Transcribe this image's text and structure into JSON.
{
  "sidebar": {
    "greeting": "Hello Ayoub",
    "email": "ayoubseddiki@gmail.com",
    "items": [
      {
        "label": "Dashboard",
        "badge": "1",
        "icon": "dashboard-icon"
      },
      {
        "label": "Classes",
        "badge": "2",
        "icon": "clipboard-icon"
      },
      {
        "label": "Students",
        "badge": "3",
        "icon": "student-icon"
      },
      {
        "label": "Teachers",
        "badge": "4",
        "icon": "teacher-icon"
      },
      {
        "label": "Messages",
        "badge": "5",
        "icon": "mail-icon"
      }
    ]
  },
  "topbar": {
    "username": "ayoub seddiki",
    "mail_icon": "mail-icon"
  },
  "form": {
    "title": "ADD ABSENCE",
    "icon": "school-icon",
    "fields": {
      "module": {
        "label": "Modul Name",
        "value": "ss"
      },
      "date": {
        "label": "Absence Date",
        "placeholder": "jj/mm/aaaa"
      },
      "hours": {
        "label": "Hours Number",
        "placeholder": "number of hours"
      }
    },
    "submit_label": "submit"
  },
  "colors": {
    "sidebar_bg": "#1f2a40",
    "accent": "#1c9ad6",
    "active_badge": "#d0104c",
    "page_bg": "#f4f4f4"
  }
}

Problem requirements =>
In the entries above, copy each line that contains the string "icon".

Exercise response =>
        "icon": "dashboard-icon"
        "icon": "clipboard-icon"
        "icon": "student-icon"
        "icon": "teacher-icon"
        "icon": "mail-icon"
    "mail_icon": "mail-icon"
    "icon": "school-icon",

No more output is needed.